I’ve kind of been on a browser journey the last nine months. I’m finally fed up with Safari after it being my default for ages; tons of important missing extensions for me (Singlefile, Toby, especially) and poor privacy controls for me (no whitelisting 3rd party cookies, it’s all or nothing) finally did it in me. Since then I’ve tried about everything with Vivaldi coming closest followed by Firefox. There are so many Chromium browsers; ugh, no others stuck for me.

Sigma is very early days right now, it does have bugs, a lot of missing features and some confusing shortcut issues to overcome. But it thinks the way I do, workspaces work even better than Vivaldi tab groups, I can get very contextual, that’s what really sold me. Safari Tab Groups now come pretty close but Sigma gives me a bit more control.

I like that you can do almost everything via the keyboard, they’re inspired more by vim than macOS which took some getting used to, it frankly needs work. I do love that you can do everything via command palettes like those in Sublime, VSC, Obsidian, etc. Vivaldi also has this feature.

The big thing is that it’s native, it’s all SwiftUI and it uses WebKit, not Electron or Chromium. It may not look like a traditional Mac app but it’s pretty well inline with other SwiftUI apps like Craft. In spite of being WebKit they’re implementing support for Chrome Web Extensions and should be adding that in the near future. If they pull it off I’ll pretty much be sold on SigmaOS.

The other thing that’s really attractive right now is that they’re extremely responsive to feedback on their Discord, they implemented SF Symbols support for workspace icons at my request since I really hate emoji in UI. They fix most bugs in a day or two, occasionally in hours.

I’ve got some other requests like AppleScript support for at least grabbing the URL of the current tab that they’ve said they’ll add down the road, hopefully with more. I also hope they’ll add a URL scheme for going to a workspace directly. They’re seem undecided on if they’ll implement bookmarks but I think that will be less important to me when I can use and Pocket extensions.

It’s quite incomplete but has tremendous potential and they’re moving fast. I don’t think this will ever be a browser for everyone but for power users, especially if you buy into David’s contextual computing vision, it’s really worth a look. Maybe in a month or two if you’re on the fence. :wink:

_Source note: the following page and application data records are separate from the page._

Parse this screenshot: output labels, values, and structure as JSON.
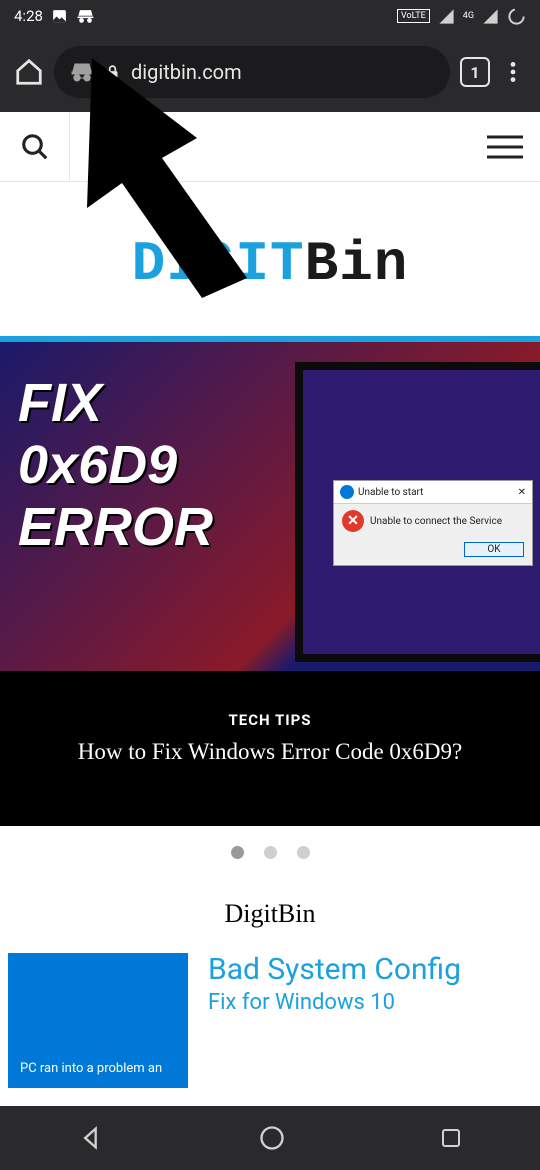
{
  "status": {
    "time": "4:28",
    "volte": "VoLTE"
  },
  "browser": {
    "url": "digitbin.com",
    "tabs": "1"
  },
  "logo": {
    "part1": "DIGIT",
    "part2": "Bin"
  },
  "hero": {
    "fix_line1": "FIX",
    "fix_line2": "0x6D9",
    "fix_line3": "ERROR",
    "dialog_title": "Unable to start",
    "dialog_msg": "Unable to connect the Service",
    "ok": "OK",
    "category": "TECH TIPS",
    "headline": "How to Fix Windows Error Code 0x6D9?"
  },
  "section": {
    "title": "DigitBin"
  },
  "post": {
    "thumb_text": "PC ran into a problem an",
    "title": "Bad System Config",
    "subtitle": "Fix for Windows 10"
  }
}
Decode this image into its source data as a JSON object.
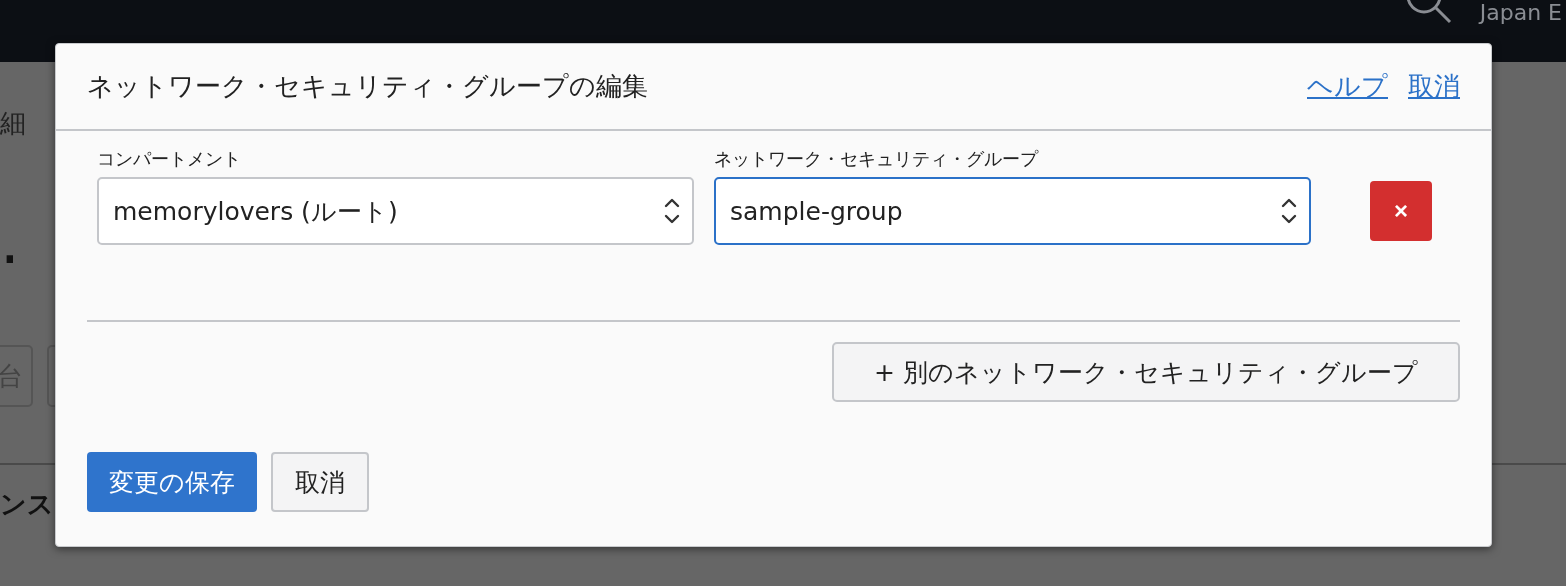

They’ve also said they aren’t sure about the price or their long-term model either, it may be changing.